As a Kaneb Teaching Fellow,she is committed to helping college students understand and improve their interactions with professors.
(*Denotes Graduate Student Author **Denotes Undergraudate Student Author)
Kelly, A. E. (2010). The Clever Student: A guide to getting the most from your professors. Corby Books.
Kelly, A. E. (in press). Feedback from confidants can be accepted more readily following believable disclosures. In R. Sutton & P. Lang (Eds.), The handbook of criticism, praise, and advice.
Kelly, A. E., & Macr eady , D. E.* (2009). Why disclosing to a confidant can be so good (or bad) for us. In W. & T. Afifi (Eds.), Uncertainty and information regulation in interpersonal contexts: Theories and applications (pp. 384-402). New York: Routledge.

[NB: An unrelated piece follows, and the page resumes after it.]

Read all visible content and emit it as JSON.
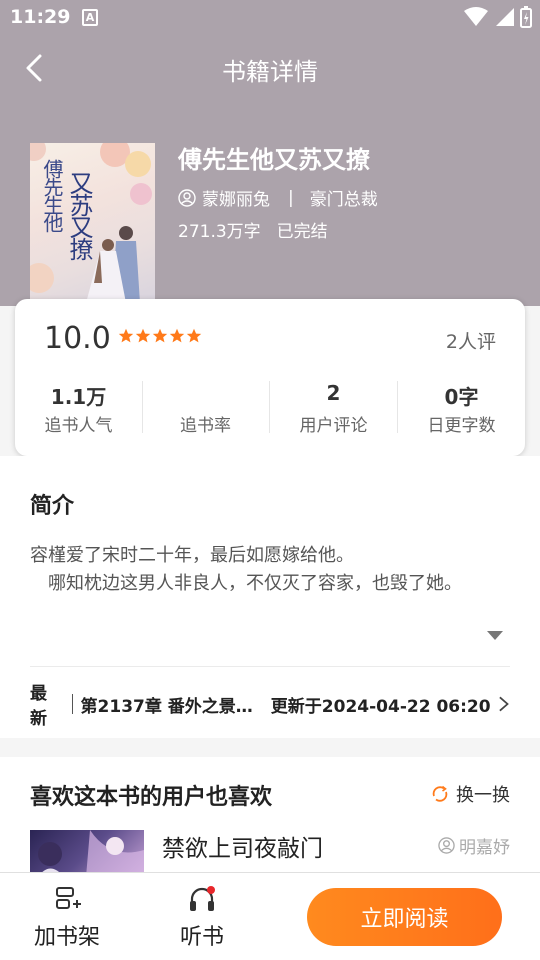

Cummins, L. F.**, Nador ff, M. N.**, & Kelly, A. E. (2009). Winning and positive affect can lead to reckless gambling. Psychology of Addictive Behaviors, 23, 287-294.
Kelly, A. E., & Yuan , K. H. (2009). Clients’ secret-keeping and the working alliance inadult outpatient ther apy. Psychotherapy Theory, Research, Practice, Training, 46, 193-202.
Rycyna, C. C.**, Champion , C. D.*, & Kelly , A. E. (2009). First impressions after various types of deception: Less favorable following expectancy violation. Basic and Applied Social Psychology , 31, 40-48.
Yip, J. J.*, & Kelly, A. E. (2008). Can emotional disclosure lead to increased self-reported neuroticism? Journal of Social and Clinical Psychology, 27, 761-778.
Kelly, A. E., & Rodriguez, R. R.* (2007). Do therapists disclose more to clients with greatersymptomatology? Psychotherapy Theory, Research, Practice, Training, 44, 470-475.
Kelly, A. E., & Yip, J. J.* (2006). Is keeping a secret or being a secretive person linked to psychological symptoms? Journal of Personality, 74, 1349-1369.
Kelly, A. E., & Rodriguez, R. R.* (2006). Publicly committing oneself to an identity. Basic and Applied Social Psychology, 28, 185-191.